That meeting with Republican senators had gotten Joe McCarthy’s attention. About 1:30 p.m., he called Fred Seaton. Instead of yielding to the pressure to fire Cohn, McCarthy had decided to launch a counter attack. Reflecting on his luncheon with Secretary of Defense Charles Wilson, McCarthy argued that Wilson “should get [the] full story” by hearing McCarthy’s perspective; “I called you to get all of the story.” Seaton smoothly replied, “You have no argument with me on this.” He added, “The Secretary had nothing to do about putting out [the] report.”
That conversation reinforced what Seaton had already decided – it was imperative to get the report out this day – March 11, 1954 – as planned. McCarthy knew too much and might manage to mitigate its impact. Seaton, the smooth operator, knew just what to say; he told the senator he would “personally guarantee” that McCarthy’s request to include additional material would be passed on to his superiors and that such information would be available “for inclusion by tomorrow.” Seaton knew that by tomorrow it would be too late.
Copies of the thirty-four page Schine report were scheduled for delivery just after working hours. After McCarthy hung up, Seaton met with Stevens, undoubtedly to report on the conversation with McCarthy. The activity in Seaton’s and Hensel’s offices accelerated in an effort to get the report out before McCarthy could act. At 4:35 p.m., Seaton called Stevens to tell him he had informed McCarthy that the report “would be delivered to the Hill this afternoon” in response to “long-standing requests” from other senators.
Over in the White House, Press Secretary Jim Hagerty knew, as did his boss, that the “Army report on Schine-Cohn-McCarthy [is] going up on [the] Hill today.” He had read it with a public relations expert’s eye. “It’s a pip,” Hagerty confided to his diary – “shows constant pressure by Cohn to get Schine soft Army job, with Joe in and out of threats.” Hagerty believed the report “should bust things wide open.” No one was closer to the president on the McCarthy operation, with the exception of Fred Seaton. If Hagerty had seen the final version, so had Ike.
As Fred I. Greenstein accurately stated a generation ago in The Hidden Hand Presidency, the Schine chronology was released by the Army, “ostensibly on its own but actually at White House instigation.” However, Eisenhower, even in his memoirs, never acknowledged his role. Instead, he wrote that “the Army” – not the White House – “moved over to the attack.” Regarding the Schine report, Ike penned, “The Army put it to use.” He did not mention Fred Seaton, who was operating under his orders.
Fred Seaton retained the schedule for delivery in his “eyes only” file, gathered at Eisenhower’s direction.
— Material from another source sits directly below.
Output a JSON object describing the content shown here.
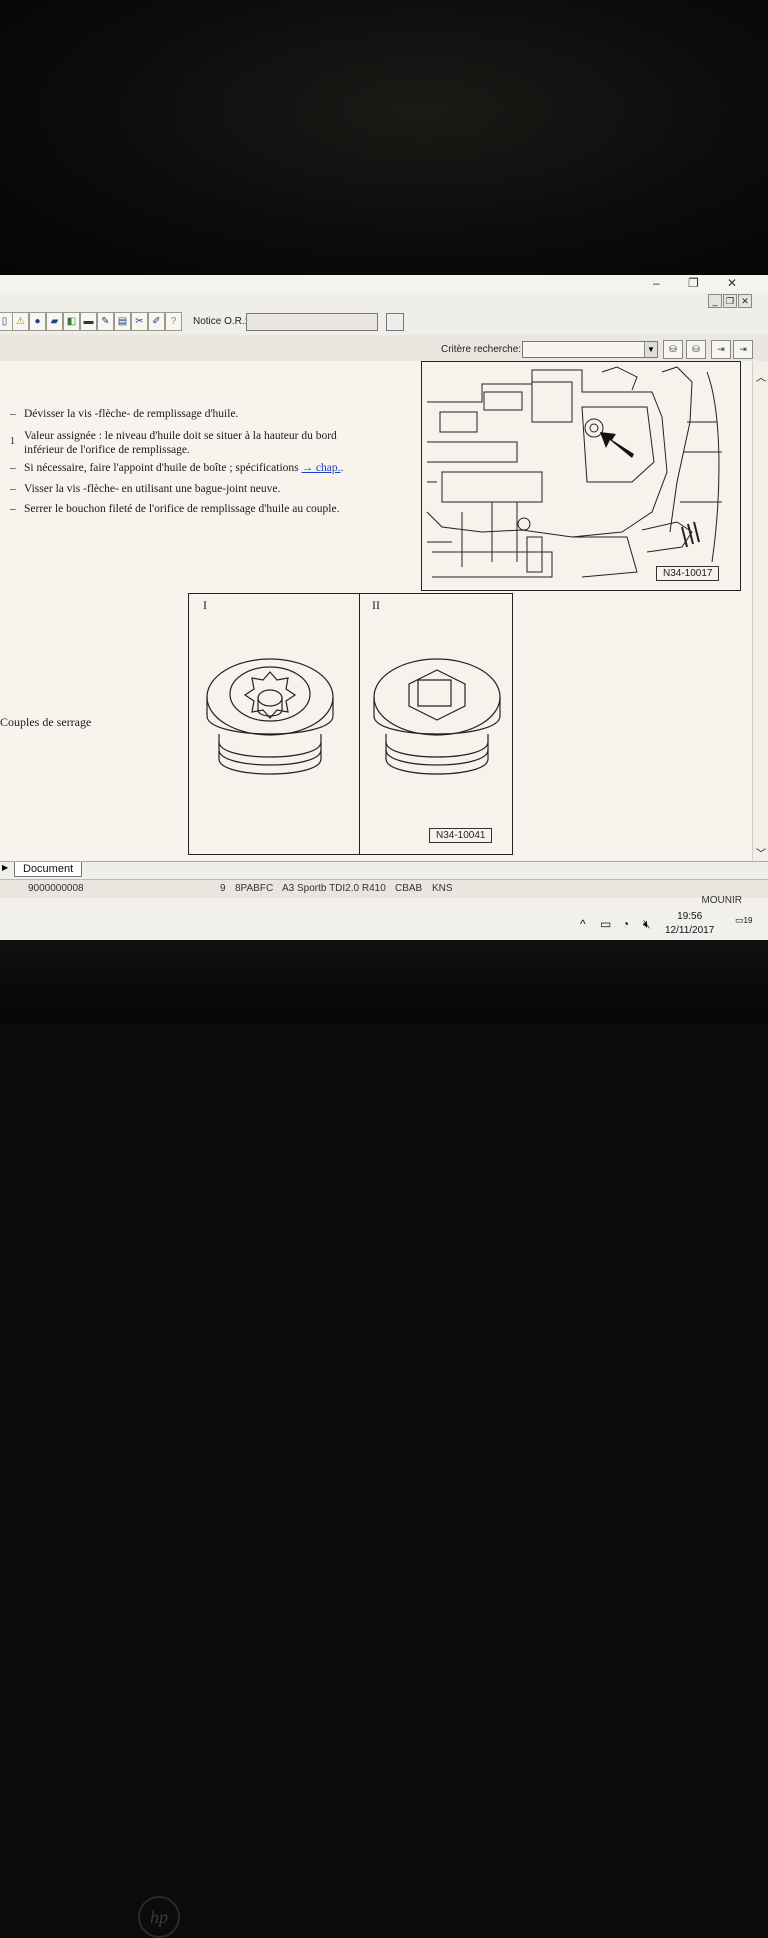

Copies were to be distributed between 5:20 and 5:40 p.m. on March 11 to two chairs of House committees and eleven senators, including McCarthy. Six senators who were not on McCarthy’s committee and one additional House chair would receive copies in the morning.
That night, Eisenhower hosted a stag dinner including some of his best friends, prestigious business executives, his brother Milton, Chief of Staff Sherman Adams, and Fred Seaton. Perhaps the commander-in-chief’s invitation on this special night constituted a modicum of recognition for Fred’s clandestine service that day to his country.
[Note to the reader: the public scandal over the release of the Schine report resulted in two months of televised hearings, known to history as “The Army-McCarthy hearings” and resulting in a precipitous decline in McCarthy’s popularity.]